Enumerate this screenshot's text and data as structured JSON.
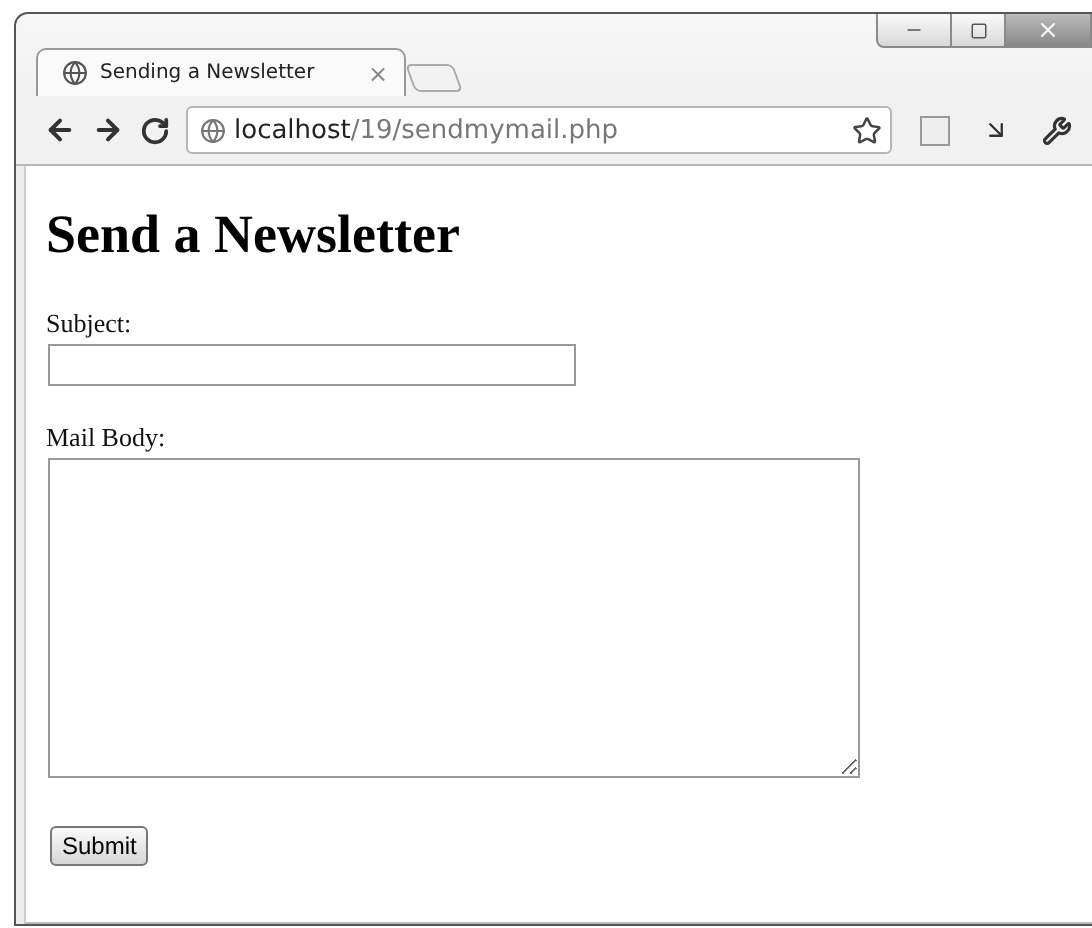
{
  "tabs": [
    {
      "title": "Sending a Newsletter",
      "close": "×",
      "selected": true
    }
  ],
  "address_bar": {
    "host": "localhost",
    "path": "/19/sendmymail.php"
  },
  "page": {
    "heading": "Send a Newsletter",
    "fields": [
      {
        "kind": "line",
        "label": "Subject:"
      },
      {
        "kind": "area",
        "label": "Mail Body:"
      }
    ],
    "submit": "Submit"
  }
}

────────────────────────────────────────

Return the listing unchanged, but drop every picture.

**Expected answer**
Enumerate this screenshot's text and data as structured JSON.
{
  "tabs": [
    {
      "title": "Sending a Newsletter",
      "close": "×",
      "selected": true
    }
  ],
  "address_bar": {
    "host": "localhost",
    "path": "/19/sendmymail.php"
  },
  "page": {
    "heading": "Send a Newsletter",
    "fields": [
      {
        "kind": "line",
        "label": "Subject:"
      },
      {
        "kind": "area",
        "label": "Mail Body:"
      }
    ],
    "submit": "Submit"
  }
}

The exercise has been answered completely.